AAPT.org - American Association of Physics Teachers

2010 Election Candidate

Michael Thoennessen

Michael Thoennessen 

Michigan State University, Department of Physics & Astronomy and National Superconducting Cyclotron Laboratory (NSCL), East Lansing, MI 48824



M.S., Physics (1985) University of Cologne, Ph.D., Experimental Nuclear Physics (1988), SUNY Stony Brook

Professional Experience

Professor of Physics (1998-present) and Associate Director for Education, NSCL (2007-present), Associate Director for Nuclear Science, NSCL (2003-2007), Associate Professor (1995-1998), Assistant Professor (1990-1995), Michigan State University, Research Associate (1988-1990), University of Tennessee and ORNL


AAPT, American Physical Society, GSI Exotic Nuclei Community GENCO


GENCO Membership Award (2009), Fellow, American Physical Society (2005), Distinguished Faculty Award, MSU (2005), William Elgin Wickenden Award, ASEE (1999), Benjamin J. Dasher Award, ASEE/IEEE (1998), Teacher Scholar Award, CNS/MSU (1996)

AAPT Activities

Committee on Graduate Education (2005-2008, Chair 2006-2008), Meetings Committee (2007-2009), Governance Retreat (2007), Co-Organizer of the AAPT/APS Conference on Graduate Education in Physics: Which Way Forward? (2008), Hosted 2009 Meeting of the Michigan Section of the AAPT

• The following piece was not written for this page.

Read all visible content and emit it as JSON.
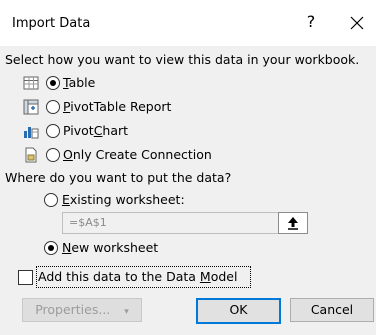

Other Activities

Visiting Committee of the APS Gender Equity Project (2009-present), APS/DNP Education Committee (2007-present), DNP Mentoring Award Committee (2010), Committee on Publication Ethics (2008-present), APS Prize Selection Committee for Research in an Undergraduate Institution (2007-2008), SPIN-Up Site Visit Team (2002), Co-developer of CAPA and LON-CAPA, Michigan Science Olympiad State Event  Supervisor (1993-2003), Lecturer for summer programs for middle/high school students and teachers (1996-present)


This year’s AAPT summer meeting in Portland was again a great demonstration of the mission of the AAPT: to enhance the understanding and appreciation of physics through teaching. It was amazing to see the inspiring presentations and discussions as well as the enthusiasm of the participants. The continuing challenge is to expose more teachers to this environment so that they go back to their classrooms invigorated and inspire their colleagues. These meetings, other conferences, and workshops and the great journals are excellent tools developed by the AAPT over the years and should be strengthened even further in the future. With advice and help from the AAPT staff, volunteers, and all members, I plan to work on developing new tools and making them accessible to teachers and make sure that the AAPT continues to be the leader in physics education.